> _Your goal_:
Where a line below holds the string "JSON", copy that line.

Excerpts from an interface dataset:
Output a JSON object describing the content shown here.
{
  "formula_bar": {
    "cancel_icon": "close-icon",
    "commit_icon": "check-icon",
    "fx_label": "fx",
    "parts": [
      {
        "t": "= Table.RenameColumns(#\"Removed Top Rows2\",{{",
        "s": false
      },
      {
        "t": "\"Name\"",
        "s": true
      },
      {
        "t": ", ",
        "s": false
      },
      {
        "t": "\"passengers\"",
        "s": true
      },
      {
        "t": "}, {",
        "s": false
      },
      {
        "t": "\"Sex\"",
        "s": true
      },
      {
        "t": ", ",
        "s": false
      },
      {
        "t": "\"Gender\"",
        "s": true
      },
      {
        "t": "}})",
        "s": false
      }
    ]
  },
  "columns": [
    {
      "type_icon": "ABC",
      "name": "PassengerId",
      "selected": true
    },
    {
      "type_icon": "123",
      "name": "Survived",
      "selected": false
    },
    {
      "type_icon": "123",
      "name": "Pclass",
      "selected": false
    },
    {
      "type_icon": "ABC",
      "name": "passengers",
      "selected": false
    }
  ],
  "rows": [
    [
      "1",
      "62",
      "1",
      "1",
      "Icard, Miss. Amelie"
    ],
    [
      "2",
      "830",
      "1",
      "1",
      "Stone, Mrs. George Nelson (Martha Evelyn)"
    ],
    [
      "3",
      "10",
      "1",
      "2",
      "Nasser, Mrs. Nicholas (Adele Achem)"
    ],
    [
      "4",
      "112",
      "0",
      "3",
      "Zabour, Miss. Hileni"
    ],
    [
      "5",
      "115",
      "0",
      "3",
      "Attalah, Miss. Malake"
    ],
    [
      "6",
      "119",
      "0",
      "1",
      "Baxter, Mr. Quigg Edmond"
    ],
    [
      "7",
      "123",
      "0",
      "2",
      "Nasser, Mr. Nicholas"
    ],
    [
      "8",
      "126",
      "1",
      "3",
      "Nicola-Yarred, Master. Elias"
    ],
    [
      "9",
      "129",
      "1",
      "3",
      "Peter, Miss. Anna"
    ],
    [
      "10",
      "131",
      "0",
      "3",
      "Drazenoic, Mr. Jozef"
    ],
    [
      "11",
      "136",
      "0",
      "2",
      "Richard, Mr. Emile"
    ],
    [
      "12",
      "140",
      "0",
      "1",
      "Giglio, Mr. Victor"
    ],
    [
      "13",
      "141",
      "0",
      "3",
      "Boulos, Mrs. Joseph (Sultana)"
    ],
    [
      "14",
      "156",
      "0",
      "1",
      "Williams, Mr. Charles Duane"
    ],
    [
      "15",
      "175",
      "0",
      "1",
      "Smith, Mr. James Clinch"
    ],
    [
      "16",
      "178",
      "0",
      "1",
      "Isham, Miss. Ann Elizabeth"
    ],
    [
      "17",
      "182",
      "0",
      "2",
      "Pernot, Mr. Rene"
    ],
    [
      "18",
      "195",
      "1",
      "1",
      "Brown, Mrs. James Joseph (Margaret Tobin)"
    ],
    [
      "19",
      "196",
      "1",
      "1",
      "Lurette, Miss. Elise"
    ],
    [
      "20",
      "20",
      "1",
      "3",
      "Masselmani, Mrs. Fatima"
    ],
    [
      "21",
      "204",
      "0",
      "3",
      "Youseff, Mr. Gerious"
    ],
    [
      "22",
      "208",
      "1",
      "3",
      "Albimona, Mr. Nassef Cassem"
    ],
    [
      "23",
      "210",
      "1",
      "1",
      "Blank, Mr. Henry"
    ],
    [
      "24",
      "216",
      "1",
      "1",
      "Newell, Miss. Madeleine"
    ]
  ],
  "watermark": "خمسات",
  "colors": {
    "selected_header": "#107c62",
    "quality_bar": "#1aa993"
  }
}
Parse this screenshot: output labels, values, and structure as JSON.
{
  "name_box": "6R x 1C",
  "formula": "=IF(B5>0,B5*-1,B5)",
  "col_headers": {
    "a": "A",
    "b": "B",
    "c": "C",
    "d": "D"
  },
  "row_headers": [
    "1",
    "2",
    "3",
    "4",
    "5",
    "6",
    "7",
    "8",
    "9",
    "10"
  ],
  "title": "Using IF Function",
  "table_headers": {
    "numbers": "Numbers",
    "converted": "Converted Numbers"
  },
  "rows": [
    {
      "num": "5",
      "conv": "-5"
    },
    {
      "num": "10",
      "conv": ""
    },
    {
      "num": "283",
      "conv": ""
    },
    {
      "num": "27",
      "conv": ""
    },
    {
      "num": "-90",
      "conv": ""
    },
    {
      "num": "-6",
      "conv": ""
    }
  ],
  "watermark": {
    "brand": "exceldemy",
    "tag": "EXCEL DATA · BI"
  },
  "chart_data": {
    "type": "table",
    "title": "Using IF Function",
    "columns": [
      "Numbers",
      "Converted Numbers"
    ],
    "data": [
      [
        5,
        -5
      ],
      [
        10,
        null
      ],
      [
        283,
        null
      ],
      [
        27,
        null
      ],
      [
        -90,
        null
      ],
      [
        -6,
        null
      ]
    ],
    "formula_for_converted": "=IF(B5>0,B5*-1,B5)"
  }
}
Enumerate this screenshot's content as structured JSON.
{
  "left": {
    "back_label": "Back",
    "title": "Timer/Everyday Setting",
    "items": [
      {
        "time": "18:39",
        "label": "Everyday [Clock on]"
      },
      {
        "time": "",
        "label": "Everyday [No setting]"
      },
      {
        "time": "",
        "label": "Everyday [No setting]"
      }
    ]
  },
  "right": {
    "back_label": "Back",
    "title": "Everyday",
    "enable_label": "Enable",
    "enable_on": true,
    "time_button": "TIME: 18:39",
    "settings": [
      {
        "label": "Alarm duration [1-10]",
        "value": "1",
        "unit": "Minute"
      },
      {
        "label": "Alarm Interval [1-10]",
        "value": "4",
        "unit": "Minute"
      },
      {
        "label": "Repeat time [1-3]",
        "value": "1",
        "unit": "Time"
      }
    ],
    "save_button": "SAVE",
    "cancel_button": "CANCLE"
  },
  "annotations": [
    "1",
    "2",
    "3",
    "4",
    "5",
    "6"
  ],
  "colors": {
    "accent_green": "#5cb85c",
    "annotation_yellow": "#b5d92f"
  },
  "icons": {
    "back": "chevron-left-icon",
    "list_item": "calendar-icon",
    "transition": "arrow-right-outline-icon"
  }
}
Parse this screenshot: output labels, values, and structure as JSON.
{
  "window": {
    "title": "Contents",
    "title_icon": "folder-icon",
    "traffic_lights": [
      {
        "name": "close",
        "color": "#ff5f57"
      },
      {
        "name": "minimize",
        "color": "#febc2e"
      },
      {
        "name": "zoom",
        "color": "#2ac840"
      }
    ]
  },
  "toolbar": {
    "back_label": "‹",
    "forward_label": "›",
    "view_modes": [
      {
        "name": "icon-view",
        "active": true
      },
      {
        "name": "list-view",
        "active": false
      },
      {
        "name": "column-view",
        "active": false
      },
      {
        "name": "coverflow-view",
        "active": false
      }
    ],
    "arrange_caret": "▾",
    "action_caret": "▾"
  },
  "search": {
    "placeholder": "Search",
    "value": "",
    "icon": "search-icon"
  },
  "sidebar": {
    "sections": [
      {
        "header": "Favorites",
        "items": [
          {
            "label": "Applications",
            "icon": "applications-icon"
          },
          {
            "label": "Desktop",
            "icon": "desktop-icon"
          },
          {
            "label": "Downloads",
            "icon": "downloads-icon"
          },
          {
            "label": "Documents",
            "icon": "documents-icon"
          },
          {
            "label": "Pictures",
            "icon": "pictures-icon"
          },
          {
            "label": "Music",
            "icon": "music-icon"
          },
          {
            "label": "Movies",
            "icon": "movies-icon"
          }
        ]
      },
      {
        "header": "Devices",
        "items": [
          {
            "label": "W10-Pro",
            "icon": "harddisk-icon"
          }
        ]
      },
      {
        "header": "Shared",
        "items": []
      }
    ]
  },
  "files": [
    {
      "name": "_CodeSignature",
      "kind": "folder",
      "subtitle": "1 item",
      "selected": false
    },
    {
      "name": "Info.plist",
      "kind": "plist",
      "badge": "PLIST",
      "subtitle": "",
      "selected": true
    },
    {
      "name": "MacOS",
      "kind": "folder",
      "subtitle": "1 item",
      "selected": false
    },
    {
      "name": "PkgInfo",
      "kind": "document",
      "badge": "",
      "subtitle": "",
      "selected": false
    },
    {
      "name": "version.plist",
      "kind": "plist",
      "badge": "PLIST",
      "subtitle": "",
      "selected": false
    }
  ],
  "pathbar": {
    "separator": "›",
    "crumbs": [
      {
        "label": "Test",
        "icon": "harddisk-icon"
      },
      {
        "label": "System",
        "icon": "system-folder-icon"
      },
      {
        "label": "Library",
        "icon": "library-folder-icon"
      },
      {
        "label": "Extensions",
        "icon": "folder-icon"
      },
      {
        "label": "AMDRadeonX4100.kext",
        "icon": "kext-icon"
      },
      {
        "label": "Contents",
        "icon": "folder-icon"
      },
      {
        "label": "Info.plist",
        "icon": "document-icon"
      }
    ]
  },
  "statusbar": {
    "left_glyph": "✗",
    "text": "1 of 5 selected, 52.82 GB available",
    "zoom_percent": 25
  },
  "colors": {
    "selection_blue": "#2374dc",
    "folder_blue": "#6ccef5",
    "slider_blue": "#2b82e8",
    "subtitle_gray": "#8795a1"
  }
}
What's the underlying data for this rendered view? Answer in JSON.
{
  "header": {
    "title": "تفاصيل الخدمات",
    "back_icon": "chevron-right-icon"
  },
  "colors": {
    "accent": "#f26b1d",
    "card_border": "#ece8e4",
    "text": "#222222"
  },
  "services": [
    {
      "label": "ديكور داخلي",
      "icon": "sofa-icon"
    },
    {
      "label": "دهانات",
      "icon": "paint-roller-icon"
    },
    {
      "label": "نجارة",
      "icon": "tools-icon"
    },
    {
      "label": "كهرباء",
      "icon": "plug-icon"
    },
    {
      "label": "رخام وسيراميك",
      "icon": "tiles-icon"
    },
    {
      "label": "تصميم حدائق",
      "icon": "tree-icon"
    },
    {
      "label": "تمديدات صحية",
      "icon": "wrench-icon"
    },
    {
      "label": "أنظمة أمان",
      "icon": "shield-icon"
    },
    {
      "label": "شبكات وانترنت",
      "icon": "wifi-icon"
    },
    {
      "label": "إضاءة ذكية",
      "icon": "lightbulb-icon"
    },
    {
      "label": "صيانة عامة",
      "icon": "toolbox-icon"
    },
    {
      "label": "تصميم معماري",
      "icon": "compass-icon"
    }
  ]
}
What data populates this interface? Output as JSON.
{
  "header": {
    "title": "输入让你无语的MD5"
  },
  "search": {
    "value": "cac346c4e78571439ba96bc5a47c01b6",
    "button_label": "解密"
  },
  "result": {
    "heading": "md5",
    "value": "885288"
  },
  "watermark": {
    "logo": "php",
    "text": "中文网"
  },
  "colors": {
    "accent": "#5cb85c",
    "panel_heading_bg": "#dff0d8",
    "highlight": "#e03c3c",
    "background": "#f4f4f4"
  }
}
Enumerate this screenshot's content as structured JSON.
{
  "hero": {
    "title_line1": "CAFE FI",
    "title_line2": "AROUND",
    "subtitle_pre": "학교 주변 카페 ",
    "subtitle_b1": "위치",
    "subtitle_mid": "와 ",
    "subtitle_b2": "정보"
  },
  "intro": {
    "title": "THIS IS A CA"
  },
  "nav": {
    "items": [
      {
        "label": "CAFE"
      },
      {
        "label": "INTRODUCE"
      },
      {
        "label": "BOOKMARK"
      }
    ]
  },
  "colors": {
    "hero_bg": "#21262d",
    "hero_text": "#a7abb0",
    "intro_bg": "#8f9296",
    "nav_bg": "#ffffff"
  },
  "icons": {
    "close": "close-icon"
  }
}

> _Response_:
Output a JSON object describing the content shown here.
Parse this screenshot: output labels, values, and structure as JSON.
Enumerate this screenshot's content as structured JSON.
Parse this screenshot: output labels, values, and structure as JSON.
What's the underlying data for this rendered view? Answer in JSON.
What data populates this interface? Output as JSON.
Enumerate this screenshot's content as structured JSON.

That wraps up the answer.